● **The input**
════════════════════

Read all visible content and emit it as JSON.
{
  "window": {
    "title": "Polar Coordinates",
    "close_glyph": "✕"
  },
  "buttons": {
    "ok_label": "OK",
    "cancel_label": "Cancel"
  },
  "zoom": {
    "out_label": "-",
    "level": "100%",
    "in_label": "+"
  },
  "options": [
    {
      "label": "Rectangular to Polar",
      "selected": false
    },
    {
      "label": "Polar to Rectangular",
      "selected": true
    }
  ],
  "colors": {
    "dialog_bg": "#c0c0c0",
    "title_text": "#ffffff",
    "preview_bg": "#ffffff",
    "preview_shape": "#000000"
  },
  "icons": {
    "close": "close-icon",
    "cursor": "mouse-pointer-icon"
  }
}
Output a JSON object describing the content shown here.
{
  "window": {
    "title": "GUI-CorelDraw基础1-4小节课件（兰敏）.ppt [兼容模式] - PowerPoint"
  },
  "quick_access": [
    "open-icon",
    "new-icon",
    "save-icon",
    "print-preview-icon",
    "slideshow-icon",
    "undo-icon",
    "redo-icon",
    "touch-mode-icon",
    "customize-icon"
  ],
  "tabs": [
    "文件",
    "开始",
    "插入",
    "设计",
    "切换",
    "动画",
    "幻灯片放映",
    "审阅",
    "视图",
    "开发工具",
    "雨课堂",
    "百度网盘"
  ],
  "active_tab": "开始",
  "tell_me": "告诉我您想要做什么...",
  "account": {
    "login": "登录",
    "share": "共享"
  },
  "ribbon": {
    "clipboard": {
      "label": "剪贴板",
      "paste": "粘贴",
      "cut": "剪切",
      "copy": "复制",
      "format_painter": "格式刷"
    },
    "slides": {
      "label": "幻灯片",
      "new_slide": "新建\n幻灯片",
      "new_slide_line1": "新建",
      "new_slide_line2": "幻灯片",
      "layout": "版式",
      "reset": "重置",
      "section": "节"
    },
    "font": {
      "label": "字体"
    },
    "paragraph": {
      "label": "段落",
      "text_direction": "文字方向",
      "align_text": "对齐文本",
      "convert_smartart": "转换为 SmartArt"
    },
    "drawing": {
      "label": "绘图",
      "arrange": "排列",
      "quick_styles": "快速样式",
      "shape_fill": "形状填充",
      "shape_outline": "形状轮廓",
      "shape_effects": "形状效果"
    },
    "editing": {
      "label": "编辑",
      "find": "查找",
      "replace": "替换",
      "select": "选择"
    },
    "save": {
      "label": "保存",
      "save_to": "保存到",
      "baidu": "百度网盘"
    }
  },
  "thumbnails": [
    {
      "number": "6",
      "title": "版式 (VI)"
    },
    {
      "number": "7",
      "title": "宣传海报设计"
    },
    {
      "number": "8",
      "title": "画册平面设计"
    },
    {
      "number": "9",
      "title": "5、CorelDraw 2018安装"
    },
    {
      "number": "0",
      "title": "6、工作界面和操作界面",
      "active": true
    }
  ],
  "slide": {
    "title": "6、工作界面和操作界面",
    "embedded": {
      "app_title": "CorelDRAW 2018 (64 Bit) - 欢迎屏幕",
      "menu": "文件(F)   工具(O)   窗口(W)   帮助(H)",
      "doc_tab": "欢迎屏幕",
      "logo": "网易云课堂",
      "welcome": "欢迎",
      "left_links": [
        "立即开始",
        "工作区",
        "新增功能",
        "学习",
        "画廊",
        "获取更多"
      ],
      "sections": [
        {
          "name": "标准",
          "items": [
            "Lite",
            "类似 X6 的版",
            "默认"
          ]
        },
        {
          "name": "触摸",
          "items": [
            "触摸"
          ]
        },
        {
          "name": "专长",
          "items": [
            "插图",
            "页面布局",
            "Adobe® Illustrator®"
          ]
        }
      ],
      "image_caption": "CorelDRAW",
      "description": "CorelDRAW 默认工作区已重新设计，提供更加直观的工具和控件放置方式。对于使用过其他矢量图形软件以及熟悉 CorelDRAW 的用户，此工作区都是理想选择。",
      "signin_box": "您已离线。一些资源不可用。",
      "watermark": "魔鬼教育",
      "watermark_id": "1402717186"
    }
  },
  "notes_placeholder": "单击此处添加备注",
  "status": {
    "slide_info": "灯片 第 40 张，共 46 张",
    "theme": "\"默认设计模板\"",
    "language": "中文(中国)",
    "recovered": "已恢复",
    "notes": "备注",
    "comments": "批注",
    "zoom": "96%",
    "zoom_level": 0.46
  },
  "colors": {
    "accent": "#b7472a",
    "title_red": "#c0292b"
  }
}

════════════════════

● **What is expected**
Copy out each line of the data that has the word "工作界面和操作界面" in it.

● **Answer space**
      "title": "6、工作界面和操作界面",
    "title": "6、工作界面和操作界面",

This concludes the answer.